WARRENSBURG — Troy Armstrong, Johnson County Emergency Management Agency director, is traveling to the Bahamas to help provide emergency relief to the country as it recovers from the effects Hurricane Dorian caused when it made landfall on Sept. 1.
As of Monday, Sept. 30, International Medical Corps reports almost 600 people are still missing following the hurricane.
At the time of writing, the official death toll is 56, but the number of fatalities is expected to rise as many people remain missing.
The hurricane caused an estimated $7 billion in property damage across the Bahamas.
Major challenges face recovery teams as they work to access hard-to-reach, isolated areas due to widely dispersed groups of transient and largely undocumented people that had lived there prior to the storm.
Armstrong is deploying with Heart to Heart International, a nonprofit organization based in Lenexa, Kansas, that aims to strengthen communities by improving health access, providing humanitarian development and administering worldwide crisis relief.
During his trip, Armstrong will handle logistics for both a fixed and mobile Type 1-Emergency Medical Team.
“In that role, I’m serving as a liaison at various meetings with Bahamian officials including direct contact with the Ministry of Health and their deputy chief medical officer,” Armstrong said.
Armstrong will also deal with the ingress and egress (the right to enter and exit an area, respectively) of supplies and personnel.
Additionally, as a paramedic he can assist with patient care if needed.
Armstrong is no stranger to international disaster relief as he has volunteered to assist in multiple recovery efforts in recent years.
In 2017, Armstrong deployed as part of a Disaster Medical Assistance Team in response to Hurricane Maria and served as an operations section chief for a Federal Medical Shelter in Bayamon, Puerto Rico.
In 2018, he deployed to southwest Georgia in response to Hurricane Michael as a Disaster Health Services responder with the American Red Cross.
He also assisted in coordinating the recent Johnson County Ambulance District response to the Jefferson City tornado.
“I know it sounds like a cliche, but I sincerely like helping others,” Armstrong said. “[Bahamian] residents have experienced what will most likely be the worst disaster of their lives. If our team’s presence can bring comfort and relief, that’s worth it.”
Armstrong also finds deployments such as these to provide incomparable training and experience for his positions in Johnson County.
“If I can learn from what I experience in another jurisdiction’s disaster, I can better serve the citizens of Johnson County not only in response and recovery but in mitigation in building a culture of preparedness,” Armstrong said.
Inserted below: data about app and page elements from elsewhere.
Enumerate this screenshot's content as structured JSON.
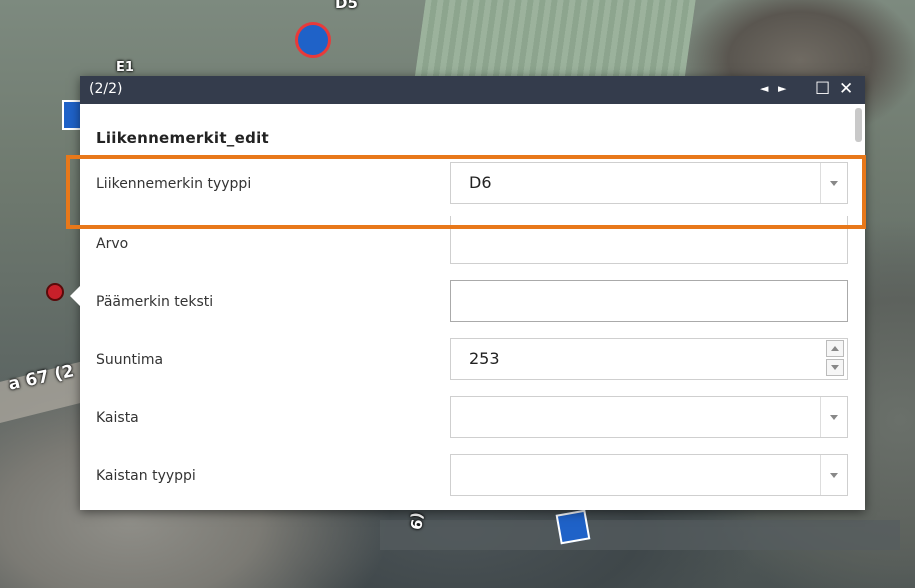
{
  "map": {
    "labels": {
      "road_label": "a 67 (2",
      "top_label": "D5",
      "left_label": "E1",
      "bottom_label": "(9"
    },
    "colors": {
      "sign_blue": "#1f62c8",
      "marker_red": "#c8202a"
    }
  },
  "popup": {
    "counter": "(2/2)",
    "controls": {
      "prev_icon": "◄",
      "next_icon": "►",
      "maximize_icon": "☐",
      "close_icon": "✕"
    },
    "layer_title": "Liikennemerkit_edit",
    "fields": [
      {
        "label": "Liikennemerkin tyyppi",
        "value": "D6",
        "type": "select"
      },
      {
        "label": "Arvo",
        "value": "",
        "type": "text"
      },
      {
        "label": "Päämerkin teksti",
        "value": "",
        "type": "text"
      },
      {
        "label": "Suuntima",
        "value": "253",
        "type": "number"
      },
      {
        "label": "Kaista",
        "value": "",
        "type": "select"
      },
      {
        "label": "Kaistan tyyppi",
        "value": "",
        "type": "select"
      }
    ]
  },
  "highlight_color": "#e8781a"
}
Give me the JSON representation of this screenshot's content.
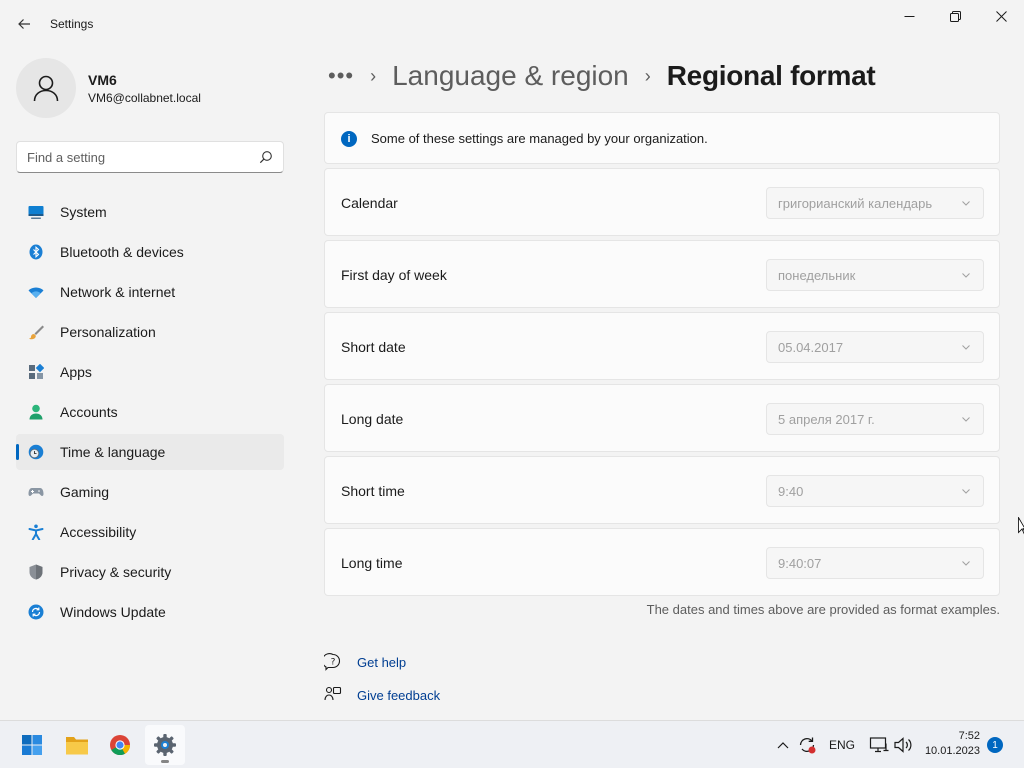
{
  "window": {
    "title": "Settings",
    "back_icon": "back-arrow-icon",
    "controls": [
      "minimize-icon",
      "maximize-icon",
      "close-icon"
    ]
  },
  "profile": {
    "name": "VM6",
    "email": "VM6@collabnet.local"
  },
  "search": {
    "placeholder": "Find a setting"
  },
  "sidebar": {
    "items": [
      {
        "label": "System",
        "icon": "system-icon",
        "active": false
      },
      {
        "label": "Bluetooth & devices",
        "icon": "bluetooth-icon",
        "active": false
      },
      {
        "label": "Network & internet",
        "icon": "wifi-icon",
        "active": false
      },
      {
        "label": "Personalization",
        "icon": "brush-icon",
        "active": false
      },
      {
        "label": "Apps",
        "icon": "apps-icon",
        "active": false
      },
      {
        "label": "Accounts",
        "icon": "accounts-icon",
        "active": false
      },
      {
        "label": "Time & language",
        "icon": "globe-clock-icon",
        "active": true
      },
      {
        "label": "Gaming",
        "icon": "gamepad-icon",
        "active": false
      },
      {
        "label": "Accessibility",
        "icon": "accessibility-icon",
        "active": false
      },
      {
        "label": "Privacy & security",
        "icon": "shield-icon",
        "active": false
      },
      {
        "label": "Windows Update",
        "icon": "update-icon",
        "active": false
      }
    ]
  },
  "breadcrumb": {
    "more": "•••",
    "sep": "›",
    "parent": "Language & region",
    "current": "Regional format"
  },
  "info_banner": {
    "text": "Some of these settings are managed by your organization."
  },
  "settings": [
    {
      "label": "Calendar",
      "value": "григорианский календарь"
    },
    {
      "label": "First day of week",
      "value": "понедельник"
    },
    {
      "label": "Short date",
      "value": "05.04.2017"
    },
    {
      "label": "Long date",
      "value": "5 апреля 2017 г."
    },
    {
      "label": "Short time",
      "value": "9:40"
    },
    {
      "label": "Long time",
      "value": "9:40:07"
    }
  ],
  "footnote": "The dates and times above are provided as format examples.",
  "help_links": {
    "get_help": "Get help",
    "give_feedback": "Give feedback"
  },
  "taskbar": {
    "apps": [
      "windows-start-icon",
      "file-explorer-icon",
      "chrome-icon",
      "settings-gear-icon"
    ],
    "language": "ENG",
    "time": "7:52",
    "date": "10.01.2023",
    "notifications": "1"
  },
  "colors": {
    "accent": "#0067c0",
    "background": "#f3f3f3",
    "card": "#fbfbfb",
    "link": "#003e92"
  }
}
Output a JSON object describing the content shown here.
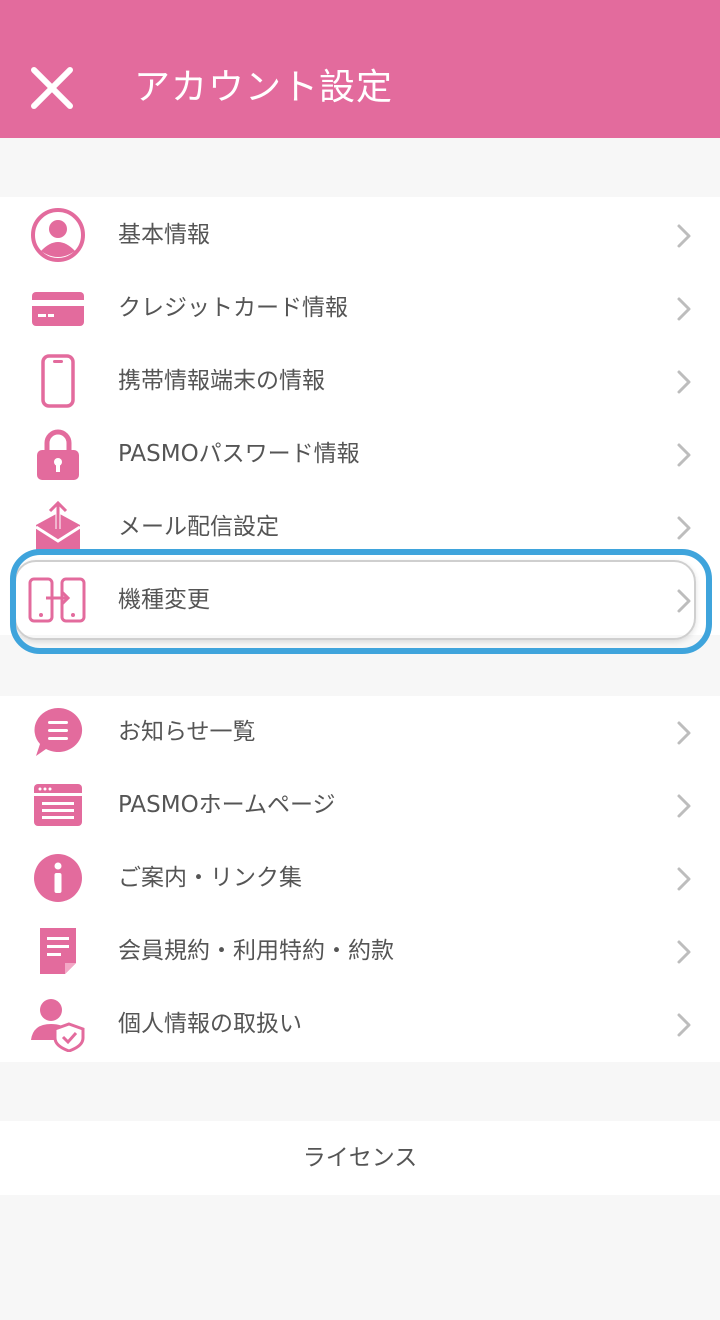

Armstrong did not go long before meeting another individual interested in helping others.
On his plane ride to Denver, Colorado, he met Mike Hodges, a Marine from Kansas City who has seen two deployments in Afghanistan.
Hodges told Armstrong that once he left the service, he saw he wasn’t living the right way and turned to a Kansas City-area church for guidance.
“We began talking about my background and trip to the Bahamas. He wanted to help somehow,” Armstrong said.
Hodges told Armstrong he had an extra Bible with him and wanted Armstrong to keep it for himself or give it to someone in the Bahamas who may have lost theirs.
“I plan to take the Bible with me to the Abaco Island and provide it to the local team leader,” Armstrong said. “[Hodges] even provided his contact number and offered to provide me a ride home when I get back.”
During his time in the Bahamas, Armstrong said he hopes to better both the Bahamian disaster situation as well as himself.
“I hope to learn, grow personally and professionally and help,” Armstrong said. “These deployments are always so humbling and such an incredible experience to me.”